» **GIVEN DATA**:
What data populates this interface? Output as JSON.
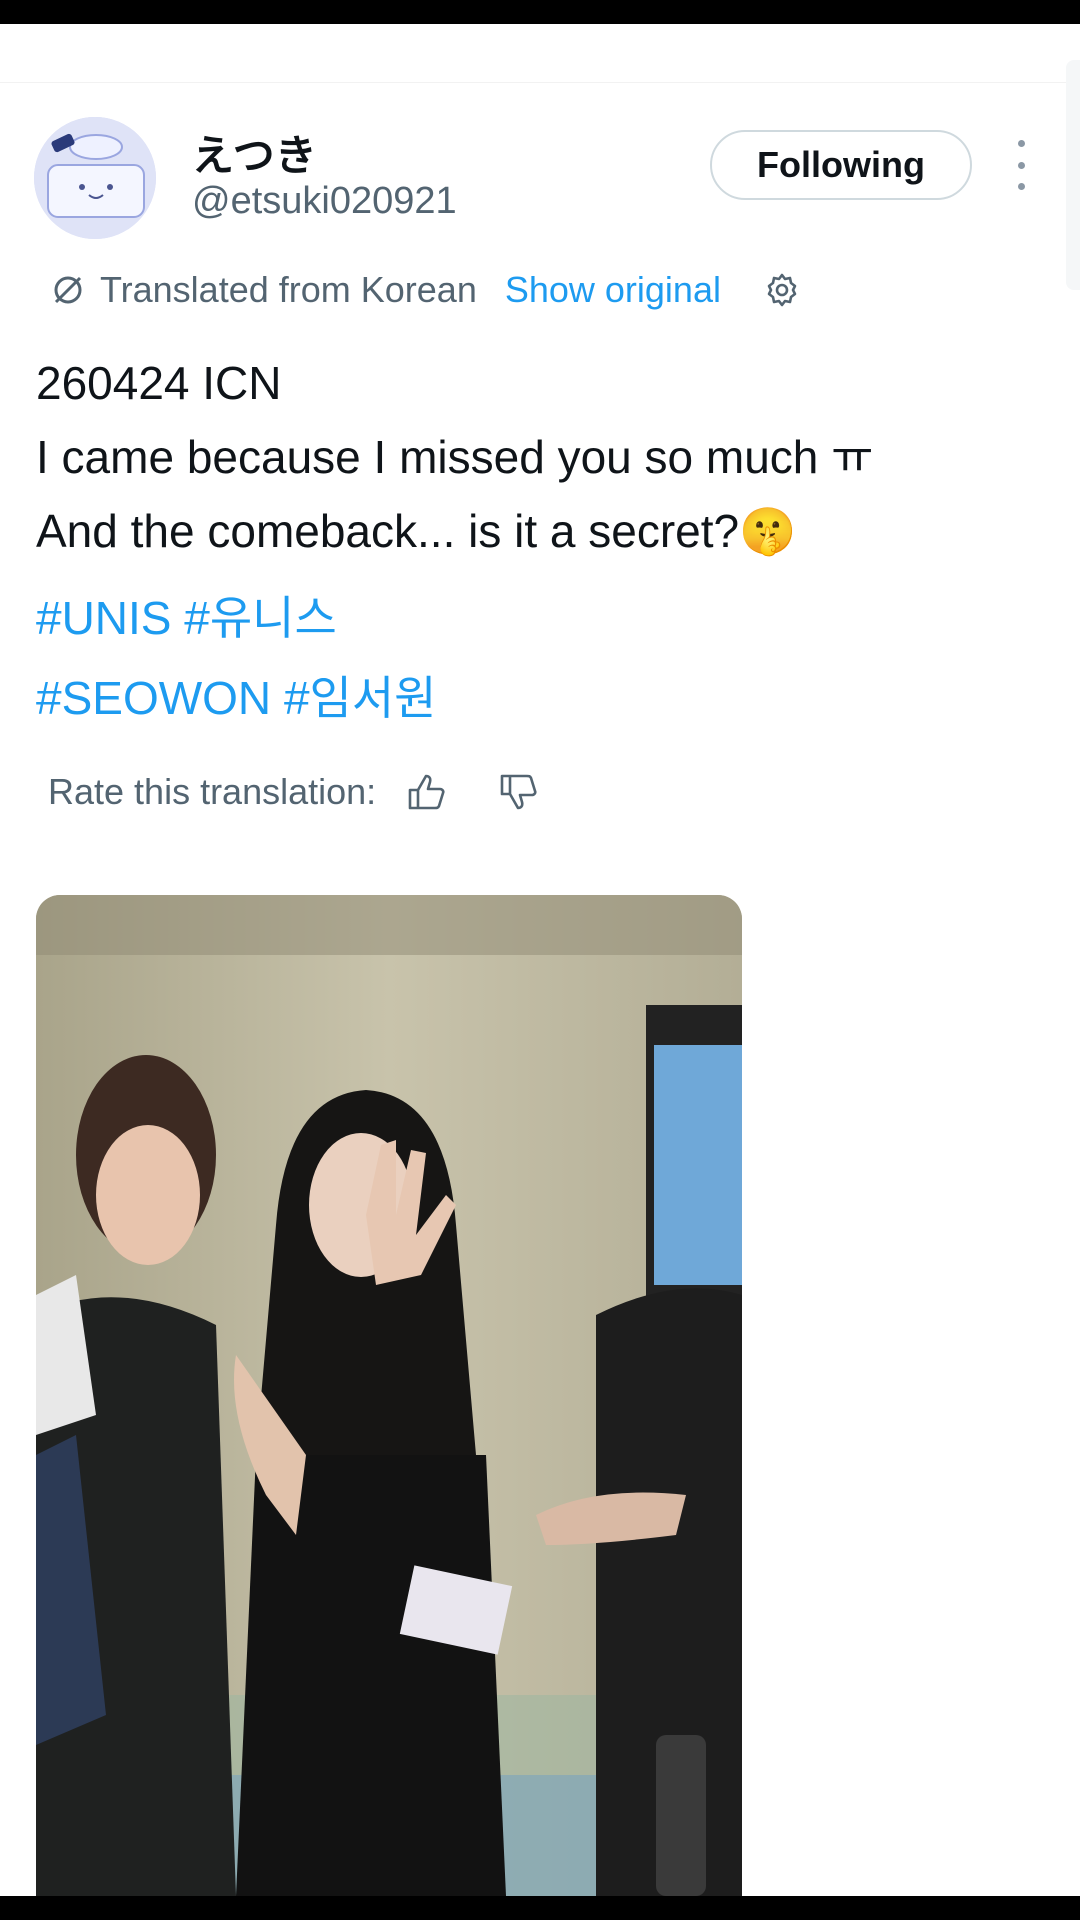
{
  "tweet": {
    "display_name": "えつき",
    "handle": "@etsuki020921",
    "follow_label": "Following",
    "translated_from": "Translated from Korean",
    "show_original": "Show original",
    "text_lines": [
      "260424 ICN",
      "I came because I missed you so much ㅠ",
      "And the comeback... is it a secret?🤫"
    ],
    "hashtag_lines": [
      [
        "#UNIS",
        "#유니스"
      ],
      [
        "#SEOWON",
        "#임서원"
      ]
    ],
    "rate_label": "Rate this translation:"
  },
  "icons": {
    "more": "more-vertical-icon",
    "translate": "translate-icon",
    "settings": "gear-icon",
    "like": "thumbs-up-icon",
    "dislike": "thumbs-down-icon"
  },
  "colors": {
    "link": "#1d9bf0",
    "secondary_text": "#536471",
    "primary_text": "#0f1419"
  }
}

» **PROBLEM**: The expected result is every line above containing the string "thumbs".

» **EXERCISE ANSWER**:
    "like": "thumbs-up-icon",
    "dislike": "thumbs-down-icon"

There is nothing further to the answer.